### STORED DATA

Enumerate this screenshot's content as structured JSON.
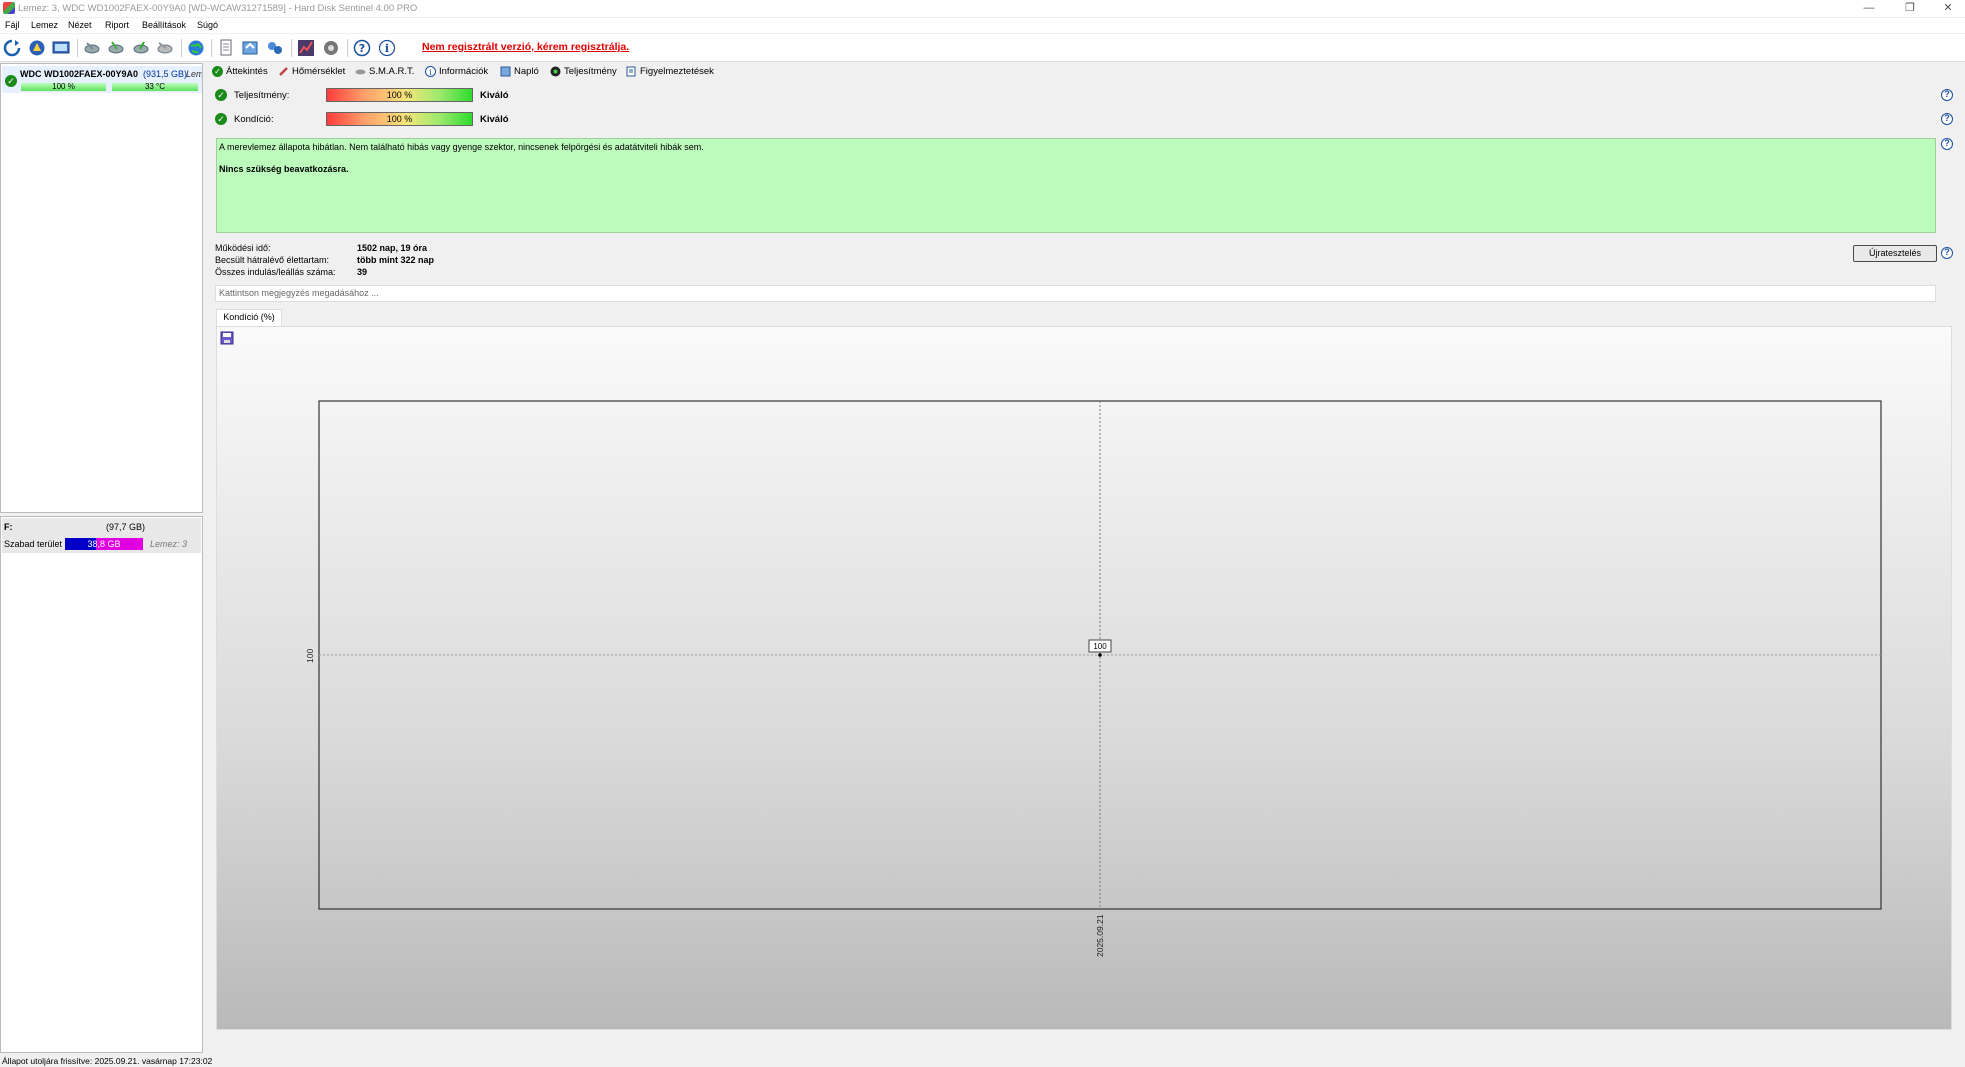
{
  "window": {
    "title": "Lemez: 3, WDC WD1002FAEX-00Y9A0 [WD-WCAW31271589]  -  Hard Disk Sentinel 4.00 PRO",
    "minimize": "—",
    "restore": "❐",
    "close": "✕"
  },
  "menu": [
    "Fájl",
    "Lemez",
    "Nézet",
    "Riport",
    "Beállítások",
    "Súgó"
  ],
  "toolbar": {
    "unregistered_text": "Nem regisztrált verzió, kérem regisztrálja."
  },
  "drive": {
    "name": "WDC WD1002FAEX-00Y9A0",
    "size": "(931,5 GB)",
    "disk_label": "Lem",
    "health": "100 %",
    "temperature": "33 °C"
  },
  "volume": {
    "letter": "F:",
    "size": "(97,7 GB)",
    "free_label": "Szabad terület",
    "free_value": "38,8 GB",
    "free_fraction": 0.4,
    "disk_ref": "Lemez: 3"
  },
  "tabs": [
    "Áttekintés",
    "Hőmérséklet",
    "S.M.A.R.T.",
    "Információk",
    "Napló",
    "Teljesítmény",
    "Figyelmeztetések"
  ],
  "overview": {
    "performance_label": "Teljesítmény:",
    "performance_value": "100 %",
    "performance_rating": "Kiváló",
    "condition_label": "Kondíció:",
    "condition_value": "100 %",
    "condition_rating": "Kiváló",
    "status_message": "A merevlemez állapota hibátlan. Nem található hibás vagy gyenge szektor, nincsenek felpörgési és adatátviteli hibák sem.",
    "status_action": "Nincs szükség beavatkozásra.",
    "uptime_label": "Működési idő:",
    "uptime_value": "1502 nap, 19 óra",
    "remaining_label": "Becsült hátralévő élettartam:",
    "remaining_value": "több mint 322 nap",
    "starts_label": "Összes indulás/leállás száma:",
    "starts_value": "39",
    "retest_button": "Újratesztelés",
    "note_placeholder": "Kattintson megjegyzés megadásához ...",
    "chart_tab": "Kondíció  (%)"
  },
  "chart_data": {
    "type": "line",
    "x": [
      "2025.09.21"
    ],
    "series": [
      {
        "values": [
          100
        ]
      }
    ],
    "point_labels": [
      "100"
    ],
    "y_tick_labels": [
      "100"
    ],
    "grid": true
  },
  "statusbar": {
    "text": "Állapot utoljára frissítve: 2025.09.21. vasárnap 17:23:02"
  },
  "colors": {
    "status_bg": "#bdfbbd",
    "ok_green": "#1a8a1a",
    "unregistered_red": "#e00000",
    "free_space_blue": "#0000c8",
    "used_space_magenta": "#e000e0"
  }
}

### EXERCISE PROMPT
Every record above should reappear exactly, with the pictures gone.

### RESPONSE AREA
Enumerate this screenshot's content as structured JSON.
{
  "window": {
    "title": "Lemez: 3, WDC WD1002FAEX-00Y9A0 [WD-WCAW31271589]  -  Hard Disk Sentinel 4.00 PRO",
    "minimize": "—",
    "restore": "❐",
    "close": "✕"
  },
  "menu": [
    "Fájl",
    "Lemez",
    "Nézet",
    "Riport",
    "Beállítások",
    "Súgó"
  ],
  "toolbar": {
    "unregistered_text": "Nem regisztrált verzió, kérem regisztrálja."
  },
  "drive": {
    "name": "WDC WD1002FAEX-00Y9A0",
    "size": "(931,5 GB)",
    "disk_label": "Lem",
    "health": "100 %",
    "temperature": "33 °C"
  },
  "volume": {
    "letter": "F:",
    "size": "(97,7 GB)",
    "free_label": "Szabad terület",
    "free_value": "38,8 GB",
    "free_fraction": 0.4,
    "disk_ref": "Lemez: 3"
  },
  "tabs": [
    "Áttekintés",
    "Hőmérséklet",
    "S.M.A.R.T.",
    "Információk",
    "Napló",
    "Teljesítmény",
    "Figyelmeztetések"
  ],
  "overview": {
    "performance_label": "Teljesítmény:",
    "performance_value": "100 %",
    "performance_rating": "Kiváló",
    "condition_label": "Kondíció:",
    "condition_value": "100 %",
    "condition_rating": "Kiváló",
    "status_message": "A merevlemez állapota hibátlan. Nem található hibás vagy gyenge szektor, nincsenek felpörgési és adatátviteli hibák sem.",
    "status_action": "Nincs szükség beavatkozásra.",
    "uptime_label": "Működési idő:",
    "uptime_value": "1502 nap, 19 óra",
    "remaining_label": "Becsült hátralévő élettartam:",
    "remaining_value": "több mint 322 nap",
    "starts_label": "Összes indulás/leállás száma:",
    "starts_value": "39",
    "retest_button": "Újratesztelés",
    "note_placeholder": "Kattintson megjegyzés megadásához ...",
    "chart_tab": "Kondíció  (%)"
  },
  "chart_data": {
    "type": "line",
    "x": [
      "2025.09.21"
    ],
    "series": [
      {
        "values": [
          100
        ]
      }
    ],
    "point_labels": [
      "100"
    ],
    "y_tick_labels": [
      "100"
    ],
    "grid": true
  },
  "statusbar": {
    "text": "Állapot utoljára frissítve: 2025.09.21. vasárnap 17:23:02"
  },
  "colors": {
    "status_bg": "#bdfbbd",
    "ok_green": "#1a8a1a",
    "unregistered_red": "#e00000",
    "free_space_blue": "#0000c8",
    "used_space_magenta": "#e000e0"
  }
}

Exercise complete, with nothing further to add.